Never say never: Why I moved from local to state public health

On January 4, 2021, I started as the new Director and State Health Officer at the California Department of Public Health (CDPH).


California Department of Public Health


February 21, 2021

Since 1996, I served the City and County of San Francisco in numerous deputy health officer roles, eventually becoming the health officer in December 2010. I was born in San Francisco and grew up in the Mission District—a low-income, predominantly Latino community. My family immigrated from Nicaragua in the 1950s and the Mission was home to a large concentration of Central American immigrants. I was honored and proud to be the health officer of my city of birth.

At the San Francisco Department of Public Health (SFDPH), local public health practice provided me with many unique challenges and opportunities. I was also the director of the Population Health Division that provided core public health services. I grew tremendously in my organizational and community leadership roles, and my partnerships with academic institutions such as UCSF and UC Berkeley School of Public Health fulfilled my nerdy inclinations. Over the years I worked with the California Department of Public Health on a variety of problems from communicable disease outbreaks to radiation concerns at the Hunter Points Naval Shipyard. However, I never—and I mean never!—imagined working for the state public health department—I wanted to stay close to the action; that is, local public health.

Before my health officer appointment, I had directed national CDC research and training centers on infectious disease emergency preparedness and response at the UC Berkeley School of Public Health. I had put that part of my career completely behind me and was more focused on broader public health challenges such as racial health inequities. I also developed a strong interest in leadership development, decision intelligence, and organizational performance improvement. The SFDPH became a laboratory for testing, learning, and teaching. I was professionally and intellectually fulfilled.

That all changed with the SARS-CoV-2 pandemic. In December 2019, we started receiving news about an outbreak of respiratory infections in Wuhan, Hubei Province, China. Because of my training and expertise in communicable diseases, and my experience with SARS in 2003 and H1N1 pandemic flu in 2009, I was especially attuned to the evolving events.

On January 13, 2020, I med with Dr. Julie Stoltey, our communicable disease controller, and on January 21st we activated our Departmental Operations Center (DOC). We have been working non-stop since with very few days off. The pandemic not only disrupted our society and economy, it revealed and amplified pre-existing racial inequities. It also revealed the longstanding neglect of the public health infrastructure at all levels of government. Finally, people started to understand what is public health.

March 15, 2020, a group of seven Bay Area health officers, led by Dr.Sara Cody, issued the first stay-at-home orders in the United States. We successfully prevented many cases, hospitalization, and deaths. Unfortunately, this was just the beginning of a long haul of fighting this relentless and unforgiving pandemic. Fortunately, the rapid development of effective vaccines meant real hope was around the corner, and that we would be transitioning into a recovery and rebuilding phase. This also means rebuilding the public health infrastructure for the 21st century.

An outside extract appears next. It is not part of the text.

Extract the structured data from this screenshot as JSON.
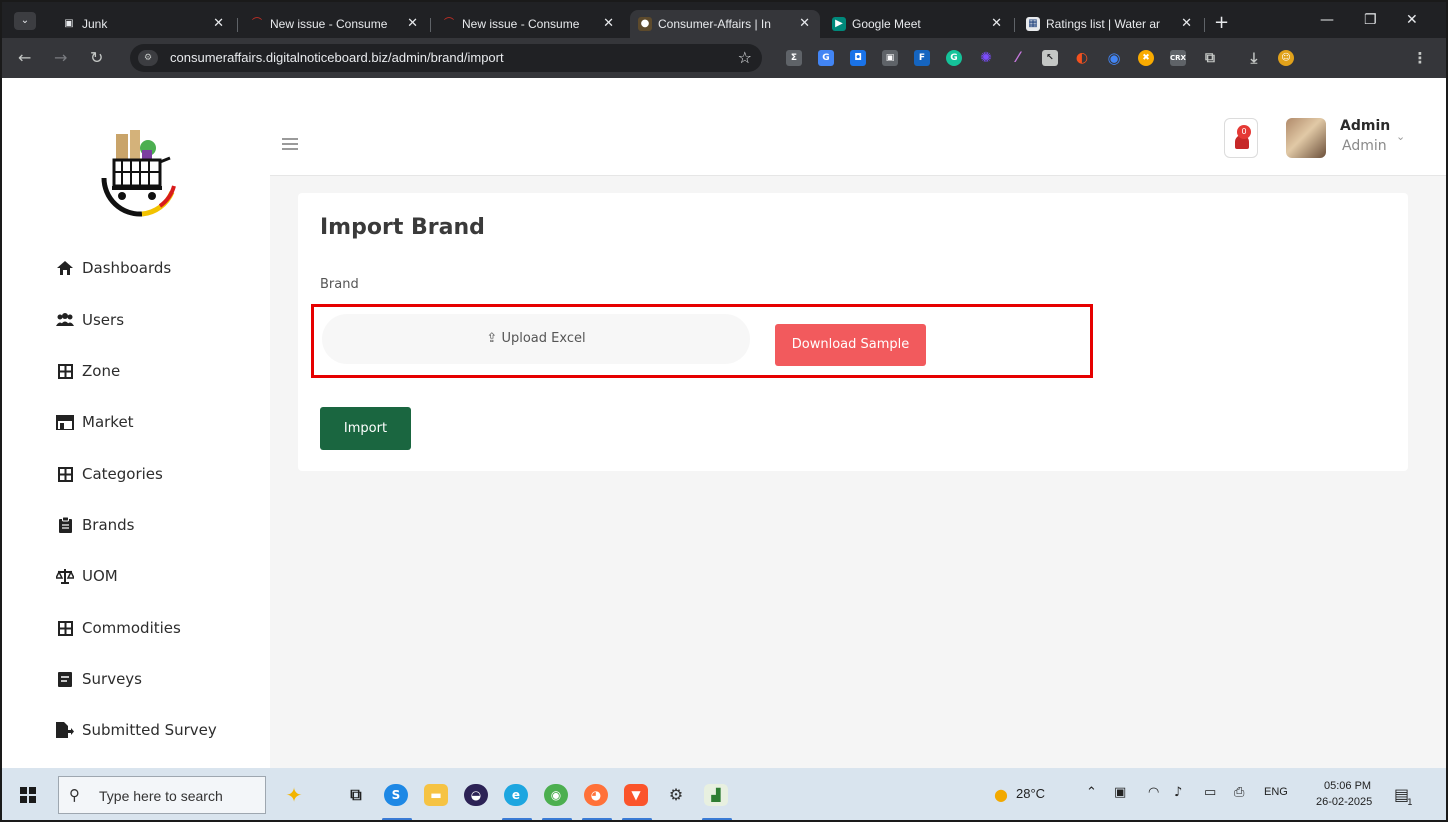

When the job announcement for the CDPH director and state public health officer was posted, I immediately applied. I could not pass up the opportunity to shape the future of public health services for a state of 40 million people, to advocate for the resources to rebuild our public health infrastructure, and to fight for social and racial equity and health on a larger stage. I was humbled and honored to be selected to serve in this position at this critical time in our history.

I just completed seven weeks! I am exhausted, and at times overwhelmed and over extended! (So, what else is new!) My strongest impression working at CDPH is the enormous level of staff dedication, kindness, ingenuity, and passion for public service and science. I am inspired every single day! The CDPH staff are working 24/7 to protect and promote health and safety for the diverse counties and communities across the state. It’s a huge privilege to work more closely with health officials of the County Health Executives Association of California (CHEAC) and the Health Officers Association of California (HOAC), and with stakeholder and advocacy groups representing the diverse interests of California residents. They too are working just as hard and long to protect all of us.

Rebuilding public health requires everyone. I hope you will reach out to me and provide input and feedback on our and my performance, and how we can “become the best at getting better” in service to you.

To learn more about CDPH visit